"It's through my experience with the IRB that I've learned the applications," he says. "I started as an alternate member of the IRB at the same time I became a research assistant."
The two positions complement one another and helped expedite his learning process, he adds.
When researchers are sent IRB notices, Barney also receives a copy.
"Any time a notice is sent to the PI, it's also sent to me," he says. "I follow up and offer help that way."
Barney also assists with preparing applications and making certain protocols contain all of the correct elements for human subjects research protection.
"I bounce ideas and considerations off the PIs, maybe talking with them about the implications of the research that they may not have considered," he adds. "If there's something they might not have considered, then the IRB might ask for further changes, and I can mitigate some of those requests by the advice I give researchers."
Barney works mainly with new investigators, typically starting by directing them to the educational requirements of the IRB.
"I make sure they understand the processes required by our particular IRB," he says. "We have federally-mandated guidelines, but each IRB is able to interpret those in a unique way and impose a set of requirements unique to that university."
The goal is to get PIs up to speed with the University of Louisville's requirements, he adds.
"I use a lot of informational materials provided by the IRB," Barney explains. "In a lot of cases I look back to the protocols and submissions made in previous years with previous studies to help me understand what was required."
When new issues arise, Barney will compare studies that have the same issues looking for a new twist on an old issue or a new concept that needs to be considered.

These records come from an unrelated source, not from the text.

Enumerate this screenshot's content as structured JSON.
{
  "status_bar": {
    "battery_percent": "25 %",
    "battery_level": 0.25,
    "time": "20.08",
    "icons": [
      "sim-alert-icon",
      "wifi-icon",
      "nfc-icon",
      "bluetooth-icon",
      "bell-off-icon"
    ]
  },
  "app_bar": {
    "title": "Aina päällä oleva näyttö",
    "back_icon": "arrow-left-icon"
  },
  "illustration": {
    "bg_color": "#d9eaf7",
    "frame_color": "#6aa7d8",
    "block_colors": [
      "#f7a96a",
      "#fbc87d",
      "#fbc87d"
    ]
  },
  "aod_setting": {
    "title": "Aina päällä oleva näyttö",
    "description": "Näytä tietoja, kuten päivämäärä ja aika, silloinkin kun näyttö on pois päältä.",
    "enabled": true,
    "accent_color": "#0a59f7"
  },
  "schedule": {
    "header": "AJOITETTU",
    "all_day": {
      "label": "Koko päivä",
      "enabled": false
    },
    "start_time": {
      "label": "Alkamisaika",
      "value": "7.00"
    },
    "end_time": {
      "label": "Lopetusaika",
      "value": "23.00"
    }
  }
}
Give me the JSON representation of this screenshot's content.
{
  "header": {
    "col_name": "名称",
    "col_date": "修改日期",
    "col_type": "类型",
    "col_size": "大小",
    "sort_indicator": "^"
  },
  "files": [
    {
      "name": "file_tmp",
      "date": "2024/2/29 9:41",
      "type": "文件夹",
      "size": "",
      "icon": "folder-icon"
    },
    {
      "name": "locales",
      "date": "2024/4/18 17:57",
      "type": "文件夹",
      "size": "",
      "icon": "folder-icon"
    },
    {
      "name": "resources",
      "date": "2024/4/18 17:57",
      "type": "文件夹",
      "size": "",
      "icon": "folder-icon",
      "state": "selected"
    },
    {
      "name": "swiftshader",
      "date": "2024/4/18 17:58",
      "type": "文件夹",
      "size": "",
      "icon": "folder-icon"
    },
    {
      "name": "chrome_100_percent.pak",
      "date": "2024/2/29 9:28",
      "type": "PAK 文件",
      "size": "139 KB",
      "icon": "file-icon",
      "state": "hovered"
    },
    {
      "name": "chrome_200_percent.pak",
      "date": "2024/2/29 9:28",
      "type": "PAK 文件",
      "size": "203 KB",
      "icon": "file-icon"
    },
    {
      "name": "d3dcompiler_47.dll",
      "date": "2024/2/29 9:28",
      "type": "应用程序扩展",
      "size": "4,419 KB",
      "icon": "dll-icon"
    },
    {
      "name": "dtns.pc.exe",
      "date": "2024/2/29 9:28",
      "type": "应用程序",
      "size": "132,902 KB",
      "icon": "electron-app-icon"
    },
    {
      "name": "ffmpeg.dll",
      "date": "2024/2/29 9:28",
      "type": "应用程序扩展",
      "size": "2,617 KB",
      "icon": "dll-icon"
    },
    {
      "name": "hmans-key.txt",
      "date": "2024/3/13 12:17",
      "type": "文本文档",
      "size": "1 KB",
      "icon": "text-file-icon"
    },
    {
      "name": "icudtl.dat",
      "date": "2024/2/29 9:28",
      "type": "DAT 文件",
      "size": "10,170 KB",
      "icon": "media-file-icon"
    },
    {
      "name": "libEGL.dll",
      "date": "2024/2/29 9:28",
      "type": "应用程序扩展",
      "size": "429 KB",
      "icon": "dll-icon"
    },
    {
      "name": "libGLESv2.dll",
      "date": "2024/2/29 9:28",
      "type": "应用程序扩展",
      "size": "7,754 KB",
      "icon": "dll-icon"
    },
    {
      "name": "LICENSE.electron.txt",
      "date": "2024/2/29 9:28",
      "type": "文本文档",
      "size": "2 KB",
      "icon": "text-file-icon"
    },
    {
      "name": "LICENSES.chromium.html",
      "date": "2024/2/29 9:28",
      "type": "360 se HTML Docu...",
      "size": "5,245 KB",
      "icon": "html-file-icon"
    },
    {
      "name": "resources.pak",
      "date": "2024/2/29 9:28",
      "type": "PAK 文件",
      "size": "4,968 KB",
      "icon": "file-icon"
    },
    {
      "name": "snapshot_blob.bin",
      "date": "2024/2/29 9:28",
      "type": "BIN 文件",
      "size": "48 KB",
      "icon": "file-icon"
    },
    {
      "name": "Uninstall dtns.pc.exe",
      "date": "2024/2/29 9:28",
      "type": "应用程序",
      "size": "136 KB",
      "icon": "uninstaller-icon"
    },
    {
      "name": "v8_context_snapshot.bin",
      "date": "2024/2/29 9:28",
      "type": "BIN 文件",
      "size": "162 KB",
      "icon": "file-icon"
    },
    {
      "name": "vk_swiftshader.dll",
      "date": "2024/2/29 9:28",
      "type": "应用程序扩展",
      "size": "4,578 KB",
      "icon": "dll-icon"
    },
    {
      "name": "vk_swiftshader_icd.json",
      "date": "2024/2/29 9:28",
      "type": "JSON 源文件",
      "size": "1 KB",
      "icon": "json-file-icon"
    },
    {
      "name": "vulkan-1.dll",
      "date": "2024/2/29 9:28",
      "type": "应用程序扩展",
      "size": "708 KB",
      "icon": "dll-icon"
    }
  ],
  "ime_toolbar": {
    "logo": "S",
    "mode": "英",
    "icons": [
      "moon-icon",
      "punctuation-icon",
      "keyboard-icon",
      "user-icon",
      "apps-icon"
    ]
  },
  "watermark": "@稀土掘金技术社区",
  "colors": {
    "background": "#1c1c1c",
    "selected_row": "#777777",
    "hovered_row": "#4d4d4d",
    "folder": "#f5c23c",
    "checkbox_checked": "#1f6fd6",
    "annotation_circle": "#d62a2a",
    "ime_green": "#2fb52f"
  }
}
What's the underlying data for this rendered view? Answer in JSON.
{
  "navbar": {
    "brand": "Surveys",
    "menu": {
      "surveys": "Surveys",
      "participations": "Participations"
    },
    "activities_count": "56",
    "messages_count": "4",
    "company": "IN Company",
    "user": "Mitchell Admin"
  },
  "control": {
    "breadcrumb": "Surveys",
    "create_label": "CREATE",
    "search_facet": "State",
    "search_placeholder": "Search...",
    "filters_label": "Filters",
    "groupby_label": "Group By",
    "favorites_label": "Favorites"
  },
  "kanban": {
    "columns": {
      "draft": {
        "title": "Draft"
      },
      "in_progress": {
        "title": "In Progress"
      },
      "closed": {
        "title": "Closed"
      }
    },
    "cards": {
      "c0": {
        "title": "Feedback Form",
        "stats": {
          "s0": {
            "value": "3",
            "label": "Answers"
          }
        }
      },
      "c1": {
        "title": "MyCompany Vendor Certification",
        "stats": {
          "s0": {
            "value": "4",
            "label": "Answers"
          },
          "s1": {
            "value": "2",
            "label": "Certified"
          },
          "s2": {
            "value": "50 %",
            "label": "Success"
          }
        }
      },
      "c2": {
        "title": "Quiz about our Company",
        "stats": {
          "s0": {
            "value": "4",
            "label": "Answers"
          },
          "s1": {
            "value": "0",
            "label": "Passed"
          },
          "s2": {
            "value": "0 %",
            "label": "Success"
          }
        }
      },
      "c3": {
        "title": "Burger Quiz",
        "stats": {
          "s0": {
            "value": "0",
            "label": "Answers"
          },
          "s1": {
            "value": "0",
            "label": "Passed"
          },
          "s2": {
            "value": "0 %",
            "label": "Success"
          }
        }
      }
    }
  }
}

"I stay in close contact with the chair and director of the IRB, consulting with them," Barney says. "It's a bit of mentorship that's available to me, as well."